Schools aren’t preparing students for the real world.

Cameron Smale, Copy Editor

One of the most memorable events in a person’s life is when they graduate high school and eventually college. After spending over a decade taking standardized tests and following directions from superiors, you are finally dumped out into the real world. But then what? Where do you even start?

The first step in acquiring a career is the interview. School was too focused on teaching students the Pythagorean Theorem to coach us on how to do a proper interview. Unless a student has an elective that does mock interviews, many have to learn the hard way of what being interviewed is like. This should be a required field in high school because of the usefulness it gives people who want to earn money in any given scenario.

After acquiring a stable job with fair enough income, congratulations; you’ve made it to tax season. Taxes can be either a saving grace or your worst nightmare; if a person knows how to do their taxes, they might make back a couple hundred dollars and maybe a couple thousand. Or you might owe money. In that case, you better watch your back because the IRS is now on your tail. If only those twelve plus years worth of education taught you how to survive tax season.

A few years into the real world, you will eventually start a family. Let’s be honest; was baking cookies in life skills class really enough preparation for raising and affording a family all while trying to figure out how to pay off your student loans? It can be rough getting thrown into the real world with no prior knowledge on how to balance out how to spend that hard earned money. The United States Department of Education seems to think learning long division is higher on the priority list than learning how to be a parent.

Take a car from the 1940s and compare it with one from the modern day; There’s a huge difference. If you look at a classroom from the 1940s and compare it with one from today, you’ll find that not much has changed, well besides the white board that malfunctions every couple of class periods. The car adapted to the modern world to fit our needs; schools need to do the same. Now I’m not going to be the person to ‘call for total school reform’ partially because it wouldn’t lead to anything, but mostly because the American education system has been due for some change for the past one hundred years or so. I’m pretty sure that school was originally intended for factory workers. Think about it, students are required to sit in a classroom, be quiet unless told to speak and follow direct orders from an assigned authority figure.

A student should be able to take classes that he or she will be interested in. If they aren’t interested then what’s their purpose in paying any attention? Why not just blow through the class? They’ll never learn the value of a class if they’re not interested in it. Students will take time to understand classes that interest them.
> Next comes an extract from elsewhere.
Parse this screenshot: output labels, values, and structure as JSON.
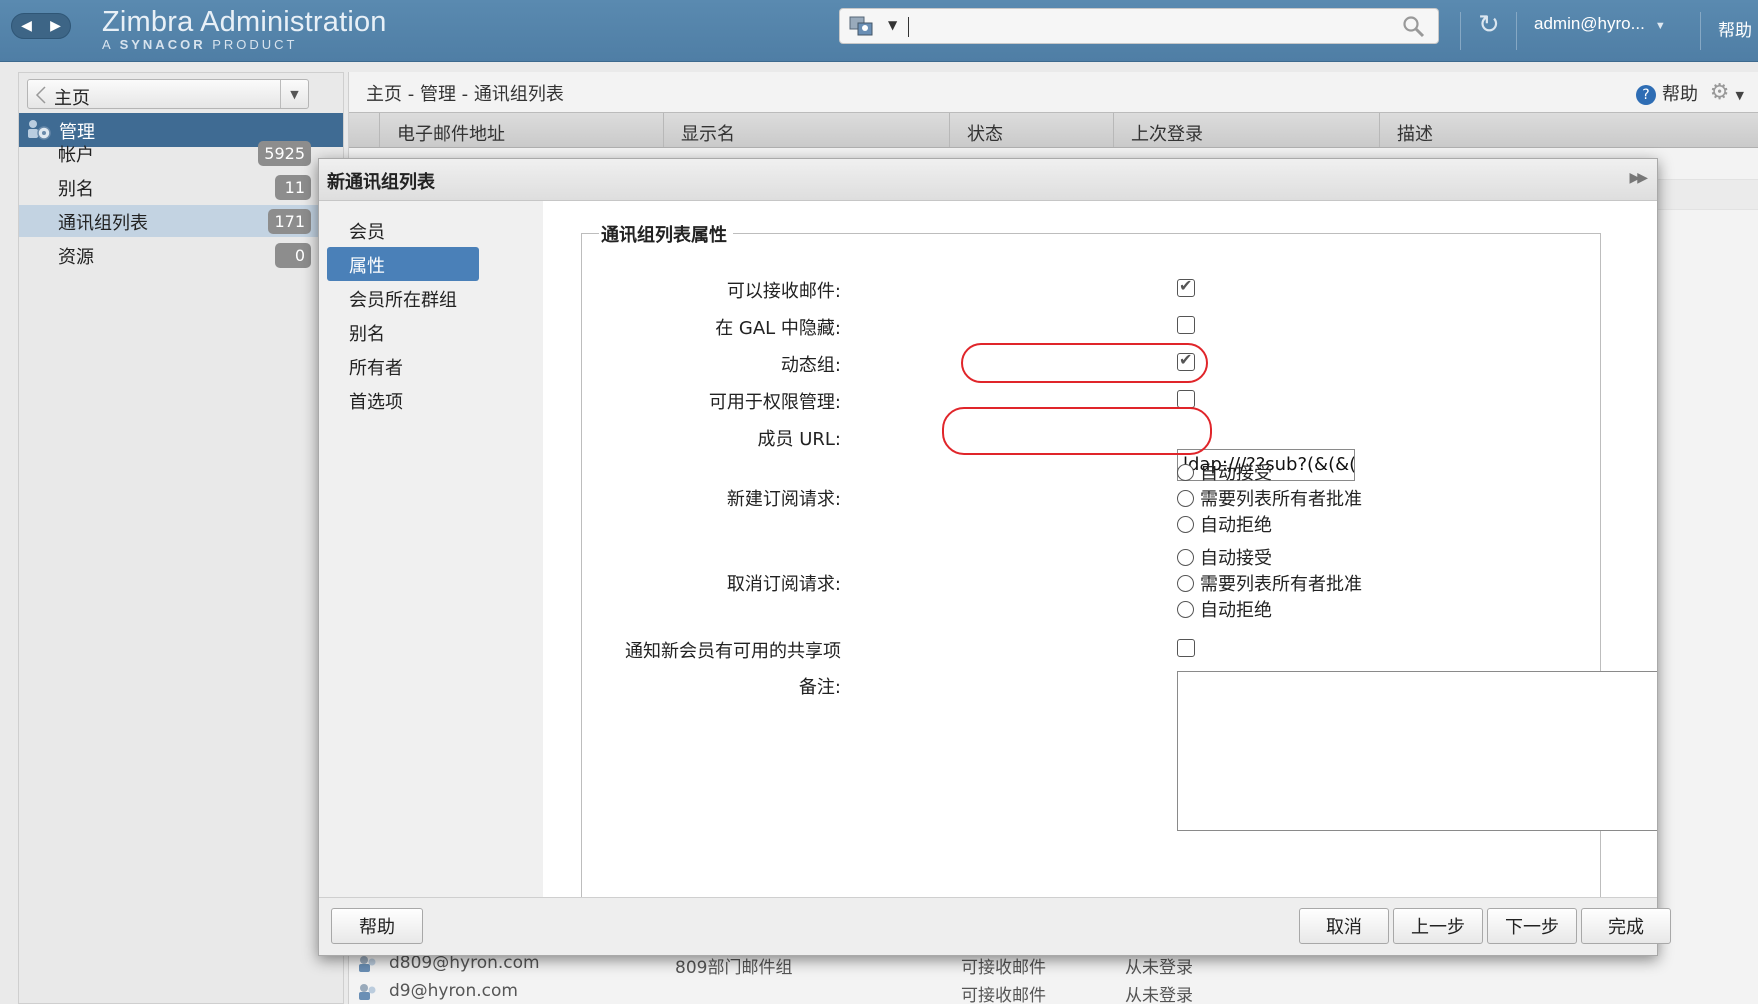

Pullquote Photo

“If only those twelve plus years worth of education taught you how to survive tax season.””

— Cameron Smale

Students should be heavily encouraged to take the classes that will relate to whatever career path they want to follow. For example, if a student wants to do something related to the medical field, that student’s school should substitute a history class with a medical class. It would not cost any money and the student would only benefit from this.

The point I’m trying to make is that we all have to learn certain skills in life whether we learn them the easy way or the hard way. If schools took time to teach us about the unfortunate hardships in the world of work, we might have a better chance at succeeding in the future. Being in school for over twelve years should have been enough to know how the world works. But hey, at least we know the quadratic formula.